In the listing below, find every line containing "from" and copy it out.

+ + + + + + +

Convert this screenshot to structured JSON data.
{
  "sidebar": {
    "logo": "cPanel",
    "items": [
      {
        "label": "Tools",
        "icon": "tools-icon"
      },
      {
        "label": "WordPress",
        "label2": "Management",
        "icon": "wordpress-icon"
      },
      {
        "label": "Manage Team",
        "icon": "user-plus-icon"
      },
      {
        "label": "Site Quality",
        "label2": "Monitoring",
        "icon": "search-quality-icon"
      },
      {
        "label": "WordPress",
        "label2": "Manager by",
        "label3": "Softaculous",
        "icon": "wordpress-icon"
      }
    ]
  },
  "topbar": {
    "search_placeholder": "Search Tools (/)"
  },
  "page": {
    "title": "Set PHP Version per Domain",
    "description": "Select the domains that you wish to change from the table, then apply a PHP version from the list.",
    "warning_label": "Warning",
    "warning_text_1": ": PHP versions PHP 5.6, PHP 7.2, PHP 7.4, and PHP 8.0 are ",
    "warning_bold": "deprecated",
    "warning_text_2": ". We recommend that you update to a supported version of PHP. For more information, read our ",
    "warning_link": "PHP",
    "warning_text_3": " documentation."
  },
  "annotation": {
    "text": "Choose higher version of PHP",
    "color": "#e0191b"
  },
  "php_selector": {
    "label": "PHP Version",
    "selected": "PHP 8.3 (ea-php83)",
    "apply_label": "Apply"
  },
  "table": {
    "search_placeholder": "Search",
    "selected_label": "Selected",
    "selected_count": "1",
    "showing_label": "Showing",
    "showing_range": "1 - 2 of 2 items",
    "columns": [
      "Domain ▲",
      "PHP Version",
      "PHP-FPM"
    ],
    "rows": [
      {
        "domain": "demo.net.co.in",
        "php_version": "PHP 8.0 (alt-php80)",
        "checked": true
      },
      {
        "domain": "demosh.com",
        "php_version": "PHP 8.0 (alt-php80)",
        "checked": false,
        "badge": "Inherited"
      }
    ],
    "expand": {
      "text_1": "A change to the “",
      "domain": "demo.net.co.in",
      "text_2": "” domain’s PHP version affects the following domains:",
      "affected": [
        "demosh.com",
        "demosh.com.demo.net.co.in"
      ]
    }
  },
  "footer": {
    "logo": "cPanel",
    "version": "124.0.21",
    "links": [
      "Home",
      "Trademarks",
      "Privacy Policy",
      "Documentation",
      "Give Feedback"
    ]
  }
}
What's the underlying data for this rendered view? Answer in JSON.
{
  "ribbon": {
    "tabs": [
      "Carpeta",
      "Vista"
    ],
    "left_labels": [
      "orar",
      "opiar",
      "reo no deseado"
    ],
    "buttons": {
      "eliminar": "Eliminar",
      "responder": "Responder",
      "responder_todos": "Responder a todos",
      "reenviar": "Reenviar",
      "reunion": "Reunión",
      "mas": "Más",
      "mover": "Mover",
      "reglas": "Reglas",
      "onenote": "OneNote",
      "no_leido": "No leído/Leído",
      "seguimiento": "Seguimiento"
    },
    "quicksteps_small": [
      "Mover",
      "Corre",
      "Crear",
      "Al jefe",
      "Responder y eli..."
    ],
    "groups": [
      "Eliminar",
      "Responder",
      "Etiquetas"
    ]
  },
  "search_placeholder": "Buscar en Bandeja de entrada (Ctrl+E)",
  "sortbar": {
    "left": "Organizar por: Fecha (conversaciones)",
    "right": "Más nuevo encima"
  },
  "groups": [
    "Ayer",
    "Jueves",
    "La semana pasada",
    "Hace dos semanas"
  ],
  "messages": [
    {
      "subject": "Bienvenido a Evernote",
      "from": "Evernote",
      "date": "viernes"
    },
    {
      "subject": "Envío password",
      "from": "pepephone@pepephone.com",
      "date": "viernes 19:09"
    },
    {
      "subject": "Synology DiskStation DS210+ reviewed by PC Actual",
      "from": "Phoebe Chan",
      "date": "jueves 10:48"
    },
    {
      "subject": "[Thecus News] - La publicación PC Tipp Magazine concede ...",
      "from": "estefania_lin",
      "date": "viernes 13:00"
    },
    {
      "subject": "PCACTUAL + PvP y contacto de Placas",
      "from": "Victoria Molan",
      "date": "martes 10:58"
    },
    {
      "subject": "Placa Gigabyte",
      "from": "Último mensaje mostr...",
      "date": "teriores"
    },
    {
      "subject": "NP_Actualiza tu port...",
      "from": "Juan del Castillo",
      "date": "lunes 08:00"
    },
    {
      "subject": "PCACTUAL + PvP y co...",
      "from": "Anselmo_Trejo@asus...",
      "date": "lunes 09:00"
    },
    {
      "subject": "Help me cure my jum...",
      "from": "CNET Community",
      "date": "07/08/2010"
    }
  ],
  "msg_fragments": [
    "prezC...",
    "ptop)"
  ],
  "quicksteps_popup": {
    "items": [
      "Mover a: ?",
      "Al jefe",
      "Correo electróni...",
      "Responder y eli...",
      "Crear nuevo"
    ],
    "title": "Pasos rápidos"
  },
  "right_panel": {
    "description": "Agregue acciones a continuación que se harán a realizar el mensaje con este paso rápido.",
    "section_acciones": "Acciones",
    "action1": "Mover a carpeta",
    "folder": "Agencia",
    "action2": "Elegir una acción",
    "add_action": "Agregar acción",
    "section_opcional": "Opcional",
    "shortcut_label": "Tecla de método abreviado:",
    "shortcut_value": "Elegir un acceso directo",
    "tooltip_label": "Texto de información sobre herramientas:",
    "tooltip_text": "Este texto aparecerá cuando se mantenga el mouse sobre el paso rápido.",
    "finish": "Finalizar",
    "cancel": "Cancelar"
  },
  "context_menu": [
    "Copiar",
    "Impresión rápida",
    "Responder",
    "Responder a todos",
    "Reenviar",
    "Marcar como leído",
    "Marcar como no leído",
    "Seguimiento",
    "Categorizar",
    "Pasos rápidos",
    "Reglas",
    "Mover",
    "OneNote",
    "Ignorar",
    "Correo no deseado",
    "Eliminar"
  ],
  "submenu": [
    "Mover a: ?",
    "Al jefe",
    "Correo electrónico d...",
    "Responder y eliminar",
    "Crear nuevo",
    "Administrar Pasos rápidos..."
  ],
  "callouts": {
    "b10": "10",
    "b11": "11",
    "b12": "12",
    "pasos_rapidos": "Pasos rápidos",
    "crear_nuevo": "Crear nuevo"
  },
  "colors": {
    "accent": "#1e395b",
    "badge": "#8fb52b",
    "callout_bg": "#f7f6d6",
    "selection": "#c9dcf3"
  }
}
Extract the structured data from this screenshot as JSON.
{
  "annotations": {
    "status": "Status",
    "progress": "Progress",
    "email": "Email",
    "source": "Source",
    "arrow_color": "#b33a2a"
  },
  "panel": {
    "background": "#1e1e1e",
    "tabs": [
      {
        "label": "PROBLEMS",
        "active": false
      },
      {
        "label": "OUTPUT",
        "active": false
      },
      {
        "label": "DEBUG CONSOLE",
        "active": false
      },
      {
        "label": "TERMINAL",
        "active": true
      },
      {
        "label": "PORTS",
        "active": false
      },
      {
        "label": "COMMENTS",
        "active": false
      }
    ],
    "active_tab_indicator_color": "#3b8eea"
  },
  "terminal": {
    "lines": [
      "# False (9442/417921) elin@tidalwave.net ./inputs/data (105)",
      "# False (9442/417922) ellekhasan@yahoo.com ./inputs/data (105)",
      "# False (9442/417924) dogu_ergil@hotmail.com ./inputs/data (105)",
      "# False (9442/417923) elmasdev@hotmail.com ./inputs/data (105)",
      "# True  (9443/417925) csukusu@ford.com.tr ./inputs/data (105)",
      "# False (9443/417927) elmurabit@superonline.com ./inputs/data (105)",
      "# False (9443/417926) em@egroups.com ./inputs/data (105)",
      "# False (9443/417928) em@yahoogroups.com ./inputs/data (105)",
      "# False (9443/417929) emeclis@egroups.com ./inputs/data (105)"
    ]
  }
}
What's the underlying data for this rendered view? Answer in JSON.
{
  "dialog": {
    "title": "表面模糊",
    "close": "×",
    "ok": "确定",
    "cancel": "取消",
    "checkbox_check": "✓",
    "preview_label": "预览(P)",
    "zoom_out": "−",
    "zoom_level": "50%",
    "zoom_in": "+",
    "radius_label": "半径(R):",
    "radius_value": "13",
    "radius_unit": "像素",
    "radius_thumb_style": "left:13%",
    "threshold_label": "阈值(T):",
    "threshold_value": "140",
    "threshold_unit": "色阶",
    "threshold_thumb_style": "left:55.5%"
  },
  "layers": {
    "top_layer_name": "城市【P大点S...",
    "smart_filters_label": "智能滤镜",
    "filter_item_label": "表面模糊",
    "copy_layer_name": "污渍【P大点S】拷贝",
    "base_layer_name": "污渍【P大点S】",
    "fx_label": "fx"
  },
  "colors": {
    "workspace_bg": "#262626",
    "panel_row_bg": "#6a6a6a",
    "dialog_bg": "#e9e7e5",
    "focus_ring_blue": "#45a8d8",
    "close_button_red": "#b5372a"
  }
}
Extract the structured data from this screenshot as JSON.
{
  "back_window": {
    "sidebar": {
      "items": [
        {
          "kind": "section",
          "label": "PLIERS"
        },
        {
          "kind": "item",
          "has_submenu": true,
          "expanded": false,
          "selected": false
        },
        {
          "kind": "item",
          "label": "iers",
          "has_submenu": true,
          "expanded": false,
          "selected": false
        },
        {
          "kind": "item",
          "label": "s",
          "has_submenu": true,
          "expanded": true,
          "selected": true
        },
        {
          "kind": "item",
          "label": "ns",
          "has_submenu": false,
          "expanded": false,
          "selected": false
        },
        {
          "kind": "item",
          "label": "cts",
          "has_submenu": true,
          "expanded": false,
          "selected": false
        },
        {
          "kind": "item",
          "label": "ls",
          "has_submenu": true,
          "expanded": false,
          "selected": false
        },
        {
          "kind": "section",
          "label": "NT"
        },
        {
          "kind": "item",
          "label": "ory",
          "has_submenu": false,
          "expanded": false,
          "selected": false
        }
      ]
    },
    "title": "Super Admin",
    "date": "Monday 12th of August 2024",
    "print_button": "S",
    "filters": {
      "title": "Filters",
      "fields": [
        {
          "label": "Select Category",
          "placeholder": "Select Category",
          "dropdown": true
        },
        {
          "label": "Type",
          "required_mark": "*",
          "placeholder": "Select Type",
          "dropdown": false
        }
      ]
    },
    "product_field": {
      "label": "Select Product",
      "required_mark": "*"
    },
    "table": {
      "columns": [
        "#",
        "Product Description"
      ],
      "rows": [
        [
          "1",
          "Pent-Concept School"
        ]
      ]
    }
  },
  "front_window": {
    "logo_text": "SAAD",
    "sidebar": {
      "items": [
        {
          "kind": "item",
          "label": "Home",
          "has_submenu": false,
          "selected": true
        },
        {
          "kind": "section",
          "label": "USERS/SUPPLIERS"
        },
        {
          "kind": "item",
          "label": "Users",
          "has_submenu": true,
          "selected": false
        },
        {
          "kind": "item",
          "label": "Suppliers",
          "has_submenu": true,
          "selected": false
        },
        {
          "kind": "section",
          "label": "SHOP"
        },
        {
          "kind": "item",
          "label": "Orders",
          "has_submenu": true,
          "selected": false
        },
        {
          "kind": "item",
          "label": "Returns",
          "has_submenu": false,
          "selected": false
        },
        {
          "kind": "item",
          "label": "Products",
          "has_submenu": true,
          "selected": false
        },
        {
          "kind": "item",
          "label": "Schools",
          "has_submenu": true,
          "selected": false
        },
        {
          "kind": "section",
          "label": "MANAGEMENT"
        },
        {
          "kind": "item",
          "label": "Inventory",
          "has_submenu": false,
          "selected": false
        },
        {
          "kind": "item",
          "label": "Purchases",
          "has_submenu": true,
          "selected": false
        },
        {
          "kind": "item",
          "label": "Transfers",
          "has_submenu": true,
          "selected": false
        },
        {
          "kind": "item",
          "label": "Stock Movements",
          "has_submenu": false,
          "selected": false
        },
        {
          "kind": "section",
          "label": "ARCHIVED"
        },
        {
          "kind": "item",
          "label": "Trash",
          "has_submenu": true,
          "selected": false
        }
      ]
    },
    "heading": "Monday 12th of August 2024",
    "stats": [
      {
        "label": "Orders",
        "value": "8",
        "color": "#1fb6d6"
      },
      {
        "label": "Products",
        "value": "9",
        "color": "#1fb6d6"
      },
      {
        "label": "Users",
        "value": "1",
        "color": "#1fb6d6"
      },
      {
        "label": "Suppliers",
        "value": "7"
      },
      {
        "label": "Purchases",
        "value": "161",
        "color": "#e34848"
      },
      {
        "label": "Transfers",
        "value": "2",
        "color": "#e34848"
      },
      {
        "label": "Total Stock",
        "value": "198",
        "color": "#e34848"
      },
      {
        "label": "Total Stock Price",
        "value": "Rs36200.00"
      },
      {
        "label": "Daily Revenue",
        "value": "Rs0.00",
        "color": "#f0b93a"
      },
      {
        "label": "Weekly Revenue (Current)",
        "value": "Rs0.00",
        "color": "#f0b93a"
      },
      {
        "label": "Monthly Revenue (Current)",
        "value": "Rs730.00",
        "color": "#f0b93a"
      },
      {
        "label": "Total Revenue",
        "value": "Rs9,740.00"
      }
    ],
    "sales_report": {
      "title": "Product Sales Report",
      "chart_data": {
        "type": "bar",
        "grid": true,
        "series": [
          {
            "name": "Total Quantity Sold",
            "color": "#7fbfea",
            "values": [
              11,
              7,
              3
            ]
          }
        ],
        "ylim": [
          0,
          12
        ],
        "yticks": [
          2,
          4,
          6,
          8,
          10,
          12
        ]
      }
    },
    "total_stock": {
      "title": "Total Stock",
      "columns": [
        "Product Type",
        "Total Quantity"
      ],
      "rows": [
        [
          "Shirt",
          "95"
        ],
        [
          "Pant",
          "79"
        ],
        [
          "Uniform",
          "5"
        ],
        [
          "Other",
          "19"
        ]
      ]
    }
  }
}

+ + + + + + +

Response to the task ::
    "description": "Select the domains that you wish to change from the table, then apply a PHP version from the list.",
      "from": "Evernote",
      "from": "pepephone@pepephone.com",
      "from": "Phoebe Chan",
      "from": "estefania_lin",
      "from": "Victoria Molan",
      "from": "Último mensaje mostr...",
      "from": "Juan del Castillo",
      "from": "Anselmo_Trejo@asus...",
      "from": "CNET Community",
Extract the structured data from this screenshot as JSON.
Extract the structured data from this screenshot as JSON.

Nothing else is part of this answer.